By Catherine V. Wadhwani and Robert S. Whitehill

Without fanfare, U.S. Citizenship and Immigration Services (USCIS) recently updated its website with an Alert relating to its Public Charge requirements in the context of the Novel Corona Virus Disease (COVID-19) pandemic.  As concerns about the spread of COVID-19 in the U.S. increase, USCIS recognized that those grappling to fully understand its recent Public Charge Rule may be so concerned about the impact on their immigration status that they may refrain from seeking needed medical care. 

Readers may recall that on January 27, 2020, the U.S. Supreme Court lifted injunctions imposed by several lower Courts that had prevented implementation of USCIS’s October 2019 Inadmissibility on Public Charge Grounds Final Rule.  The Supreme Court’s action allowed the Pubic Charge Rule to take effect with regard to filings received by USCIS on or after February 24, 2020.  The Rule affects most I-485 Adjustment of Status applications, as well as many filings by or on behalf of foreign nationals who are in the U.S. in temporary statuses and seeking an extension of stay or change of status.

In the posted Alert, USCIS “…encourages all…including aliens, with symptoms that resemble Coronavirus Disease 2019 (COVID-19) (fever, cough, shortness of breath) to seek necessary medical treatment or preventive services.” The Alert then offers this, “Such treatment or preventive services will not negatively affect any alien as part of a future Public Charge analysis.”  And further, “The Public Charge rule does not restrict access to testing, screening, or treatment of communicable diseases, including COVID-19…” 
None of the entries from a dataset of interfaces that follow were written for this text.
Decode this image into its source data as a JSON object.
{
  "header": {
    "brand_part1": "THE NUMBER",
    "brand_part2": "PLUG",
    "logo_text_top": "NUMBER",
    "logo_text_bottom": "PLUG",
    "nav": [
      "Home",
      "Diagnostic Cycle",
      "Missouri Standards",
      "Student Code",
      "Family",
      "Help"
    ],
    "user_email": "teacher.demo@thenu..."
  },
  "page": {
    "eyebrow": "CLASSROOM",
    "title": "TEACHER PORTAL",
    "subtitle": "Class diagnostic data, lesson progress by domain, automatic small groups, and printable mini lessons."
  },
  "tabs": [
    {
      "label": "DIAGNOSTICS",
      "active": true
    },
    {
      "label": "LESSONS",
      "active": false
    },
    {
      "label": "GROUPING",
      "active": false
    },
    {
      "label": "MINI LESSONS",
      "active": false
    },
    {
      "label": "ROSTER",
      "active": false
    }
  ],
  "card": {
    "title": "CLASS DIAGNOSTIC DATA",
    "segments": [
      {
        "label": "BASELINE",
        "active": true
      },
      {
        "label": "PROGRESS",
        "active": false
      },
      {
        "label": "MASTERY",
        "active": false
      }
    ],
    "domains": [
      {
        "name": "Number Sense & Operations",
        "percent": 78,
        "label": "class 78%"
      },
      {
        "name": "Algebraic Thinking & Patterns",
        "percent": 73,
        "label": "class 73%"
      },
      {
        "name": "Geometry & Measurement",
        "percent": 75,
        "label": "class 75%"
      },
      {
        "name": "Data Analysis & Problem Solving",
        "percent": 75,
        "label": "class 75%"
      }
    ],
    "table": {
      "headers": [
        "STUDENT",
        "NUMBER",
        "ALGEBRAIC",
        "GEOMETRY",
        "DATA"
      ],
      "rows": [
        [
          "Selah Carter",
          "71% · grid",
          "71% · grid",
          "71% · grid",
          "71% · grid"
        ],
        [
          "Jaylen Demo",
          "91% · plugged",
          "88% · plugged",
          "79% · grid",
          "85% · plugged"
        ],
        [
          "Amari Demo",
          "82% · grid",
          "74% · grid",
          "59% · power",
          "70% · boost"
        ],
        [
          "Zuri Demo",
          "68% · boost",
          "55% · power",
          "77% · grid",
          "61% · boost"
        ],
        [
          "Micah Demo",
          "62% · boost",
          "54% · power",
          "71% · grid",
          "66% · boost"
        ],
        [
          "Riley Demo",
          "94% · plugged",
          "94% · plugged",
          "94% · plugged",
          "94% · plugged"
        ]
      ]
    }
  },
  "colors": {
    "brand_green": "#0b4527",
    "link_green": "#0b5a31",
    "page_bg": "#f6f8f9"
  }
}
Next, the Alert explains that the receipt of public benefits is only one of many factors considered in a totality of the circumstances review, then it specifically addresses the point at-issue saying:

To address the possibility that some aliens impacted by COVID-19 may be hesitant to seek necessary medical treatment or preventive services, USCIS will neither consider testing, treatment, nor preventative care (including vaccines, if a vaccine becomes available) related to COVID-19 as part of a public charge admissibility determination, nor as related to the public benefit condition applicable to certain nonimmigrants seeking an extension of stay or change of status, even if such treatment is provided or paid for by one or more public benefits, as defined in the rule (e.g. federally funded Medicaid).

While the first part of the Alert seems clear, the remaining part of the Alert raises confusion.  The final paragraph of the Alert explains that USCIS is required by its Public Charge Rule to consider the receipt of certain public benefits, “including those that may be used to obtain testing or treatment for COVID-19 in a public charge inadmissibility determination, and for purposes of a public benefit condition applicable to certain nonimmigrants seeking an extension of stay or change of status.

This part of the Alert also specifies that “most forms of federally funded Medicaid (for those over 21)” are public benefits that must be considered under the Public Charge Rule, while listing those that are not included (CHIP, State, local or tribal public health care services / assistance that are not funded by Medicaid).  Does this mean that USCIS will consider the use of COVID-related public benefits but due to the compelling need for people to seek medical care when needed, they will not deem it a negative factor?

The Alert mentions that a person filing an I-485 Application for Adjustment of Status “may submit a statement…to explain how [COVID-19] affected the alien as relevant to the factors USCIS must consider in a public charge inadmissibility determination.”  The example provided is of a person who is prevented from working or attending school due to disease prevention methods such as social distancing or quarantines or where an employer, school or university voluntarily shuts down operations to prevent the spread of COVID-19.  If a person in this situation includes an explanation and supporting documents in their application, USCIS states that it will ‘to the extent relevant and credible”, consider this evidence in its totality of the circumstance analysis for that individual.

Affected individuals should be sure to maintain very clear documentation of COVID-19 related factors that affect their immigration status and the use of any public benefits so that it can be included in their Adjustment Applications as stated above, or as otherwise needed for their applications.

If you have questions regarding this topic, please reach out to Catherine Wadhwani at or Robert S. Whitehill at or any member of the firm’s immigration practice group.  Both Mr. Whitehill and Ms. Wadhwani are located in Fox Rothschild’s Pittsburgh office and may also be reached at 412-391-1334.